» **YOUR OBJECTIVE**: Your task is to print every entry below exactly as given.

START LISTED RECORDS

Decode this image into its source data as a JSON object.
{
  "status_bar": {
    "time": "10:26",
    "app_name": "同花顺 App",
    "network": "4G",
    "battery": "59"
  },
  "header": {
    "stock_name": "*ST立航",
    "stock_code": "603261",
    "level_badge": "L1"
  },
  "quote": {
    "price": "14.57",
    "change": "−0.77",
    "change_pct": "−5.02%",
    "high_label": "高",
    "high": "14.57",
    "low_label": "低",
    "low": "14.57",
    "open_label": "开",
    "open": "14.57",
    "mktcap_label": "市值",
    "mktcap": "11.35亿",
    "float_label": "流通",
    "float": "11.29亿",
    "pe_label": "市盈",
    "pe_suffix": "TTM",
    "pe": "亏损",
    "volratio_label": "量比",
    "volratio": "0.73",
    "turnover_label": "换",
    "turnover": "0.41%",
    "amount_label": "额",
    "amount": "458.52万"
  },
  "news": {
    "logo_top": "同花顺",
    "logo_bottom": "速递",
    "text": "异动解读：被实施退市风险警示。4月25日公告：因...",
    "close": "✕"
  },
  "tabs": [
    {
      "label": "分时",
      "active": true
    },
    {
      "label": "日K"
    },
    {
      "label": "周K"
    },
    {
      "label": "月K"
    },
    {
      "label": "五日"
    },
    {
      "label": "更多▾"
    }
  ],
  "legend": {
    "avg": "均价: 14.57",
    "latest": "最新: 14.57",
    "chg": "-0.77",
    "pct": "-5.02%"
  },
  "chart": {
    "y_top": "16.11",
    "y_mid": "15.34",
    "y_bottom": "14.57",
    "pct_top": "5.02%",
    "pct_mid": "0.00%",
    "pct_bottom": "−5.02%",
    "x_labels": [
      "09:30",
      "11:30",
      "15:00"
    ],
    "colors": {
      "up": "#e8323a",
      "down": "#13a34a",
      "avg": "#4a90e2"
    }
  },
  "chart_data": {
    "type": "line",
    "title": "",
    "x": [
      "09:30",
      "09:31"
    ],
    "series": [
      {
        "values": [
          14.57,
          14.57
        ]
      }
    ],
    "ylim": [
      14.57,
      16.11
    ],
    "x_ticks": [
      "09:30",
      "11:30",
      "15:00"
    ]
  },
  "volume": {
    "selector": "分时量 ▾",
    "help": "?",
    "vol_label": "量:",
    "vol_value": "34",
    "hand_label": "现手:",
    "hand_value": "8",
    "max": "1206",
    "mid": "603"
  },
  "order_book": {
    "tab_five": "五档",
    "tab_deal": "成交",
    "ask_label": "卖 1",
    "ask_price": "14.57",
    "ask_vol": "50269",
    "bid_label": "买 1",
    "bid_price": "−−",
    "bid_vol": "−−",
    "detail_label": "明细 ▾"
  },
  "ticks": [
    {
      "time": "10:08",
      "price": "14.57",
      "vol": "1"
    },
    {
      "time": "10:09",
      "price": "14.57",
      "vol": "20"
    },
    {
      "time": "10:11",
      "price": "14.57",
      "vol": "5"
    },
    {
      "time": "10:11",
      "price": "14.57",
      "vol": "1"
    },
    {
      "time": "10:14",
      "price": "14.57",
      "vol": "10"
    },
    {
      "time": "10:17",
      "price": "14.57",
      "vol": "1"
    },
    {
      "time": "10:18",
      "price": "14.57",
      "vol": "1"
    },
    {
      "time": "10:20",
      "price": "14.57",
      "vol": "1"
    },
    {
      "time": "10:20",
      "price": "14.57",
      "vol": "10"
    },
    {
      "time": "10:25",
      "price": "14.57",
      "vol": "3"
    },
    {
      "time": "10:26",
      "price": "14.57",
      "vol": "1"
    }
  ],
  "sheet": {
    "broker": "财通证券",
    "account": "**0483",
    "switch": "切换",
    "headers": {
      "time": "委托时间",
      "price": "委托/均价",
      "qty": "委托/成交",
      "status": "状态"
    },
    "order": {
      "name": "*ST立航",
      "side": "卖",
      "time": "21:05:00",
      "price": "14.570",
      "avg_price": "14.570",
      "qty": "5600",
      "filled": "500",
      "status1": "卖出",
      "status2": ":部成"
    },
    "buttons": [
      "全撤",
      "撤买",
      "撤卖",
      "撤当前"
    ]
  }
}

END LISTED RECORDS

» **YOUR RESPONSE**:
Decode this image into its source data as a JSON object.
{
  "status_bar": {
    "time": "10:26",
    "app_name": "同花顺 App",
    "network": "4G",
    "battery": "59"
  },
  "header": {
    "stock_name": "*ST立航",
    "stock_code": "603261",
    "level_badge": "L1"
  },
  "quote": {
    "price": "14.57",
    "change": "−0.77",
    "change_pct": "−5.02%",
    "high_label": "高",
    "high": "14.57",
    "low_label": "低",
    "low": "14.57",
    "open_label": "开",
    "open": "14.57",
    "mktcap_label": "市值",
    "mktcap": "11.35亿",
    "float_label": "流通",
    "float": "11.29亿",
    "pe_label": "市盈",
    "pe_suffix": "TTM",
    "pe": "亏损",
    "volratio_label": "量比",
    "volratio": "0.73",
    "turnover_label": "换",
    "turnover": "0.41%",
    "amount_label": "额",
    "amount": "458.52万"
  },
  "news": {
    "logo_top": "同花顺",
    "logo_bottom": "速递",
    "text": "异动解读：被实施退市风险警示。4月25日公告：因...",
    "close": "✕"
  },
  "tabs": [
    {
      "label": "分时",
      "active": true
    },
    {
      "label": "日K"
    },
    {
      "label": "周K"
    },
    {
      "label": "月K"
    },
    {
      "label": "五日"
    },
    {
      "label": "更多▾"
    }
  ],
  "legend": {
    "avg": "均价: 14.57",
    "latest": "最新: 14.57",
    "chg": "-0.77",
    "pct": "-5.02%"
  },
  "chart": {
    "y_top": "16.11",
    "y_mid": "15.34",
    "y_bottom": "14.57",
    "pct_top": "5.02%",
    "pct_mid": "0.00%",
    "pct_bottom": "−5.02%",
    "x_labels": [
      "09:30",
      "11:30",
      "15:00"
    ],
    "colors": {
      "up": "#e8323a",
      "down": "#13a34a",
      "avg": "#4a90e2"
    }
  },
  "chart_data": {
    "type": "line",
    "title": "",
    "x": [
      "09:30",
      "09:31"
    ],
    "series": [
      {
        "values": [
          14.57,
          14.57
        ]
      }
    ],
    "ylim": [
      14.57,
      16.11
    ],
    "x_ticks": [
      "09:30",
      "11:30",
      "15:00"
    ]
  },
  "volume": {
    "selector": "分时量 ▾",
    "help": "?",
    "vol_label": "量:",
    "vol_value": "34",
    "hand_label": "现手:",
    "hand_value": "8",
    "max": "1206",
    "mid": "603"
  },
  "order_book": {
    "tab_five": "五档",
    "tab_deal": "成交",
    "ask_label": "卖 1",
    "ask_price": "14.57",
    "ask_vol": "50269",
    "bid_label": "买 1",
    "bid_price": "−−",
    "bid_vol": "−−",
    "detail_label": "明细 ▾"
  },
  "ticks": [
    {
      "time": "10:08",
      "price": "14.57",
      "vol": "1"
    },
    {
      "time": "10:09",
      "price": "14.57",
      "vol": "20"
    },
    {
      "time": "10:11",
      "price": "14.57",
      "vol": "5"
    },
    {
      "time": "10:11",
      "price": "14.57",
      "vol": "1"
    },
    {
      "time": "10:14",
      "price": "14.57",
      "vol": "10"
    },
    {
      "time": "10:17",
      "price": "14.57",
      "vol": "1"
    },
    {
      "time": "10:18",
      "price": "14.57",
      "vol": "1"
    },
    {
      "time": "10:20",
      "price": "14.57",
      "vol": "1"
    },
    {
      "time": "10:20",
      "price": "14.57",
      "vol": "10"
    },
    {
      "time": "10:25",
      "price": "14.57",
      "vol": "3"
    },
    {
      "time": "10:26",
      "price": "14.57",
      "vol": "1"
    }
  ],
  "sheet": {
    "broker": "财通证券",
    "account": "**0483",
    "switch": "切换",
    "headers": {
      "time": "委托时间",
      "price": "委托/均价",
      "qty": "委托/成交",
      "status": "状态"
    },
    "order": {
      "name": "*ST立航",
      "side": "卖",
      "time": "21:05:00",
      "price": "14.570",
      "avg_price": "14.570",
      "qty": "5600",
      "filled": "500",
      "status1": "卖出",
      "status2": ":部成"
    },
    "buttons": [
      "全撤",
      "撤买",
      "撤卖",
      "撤当前"
    ]
  }
}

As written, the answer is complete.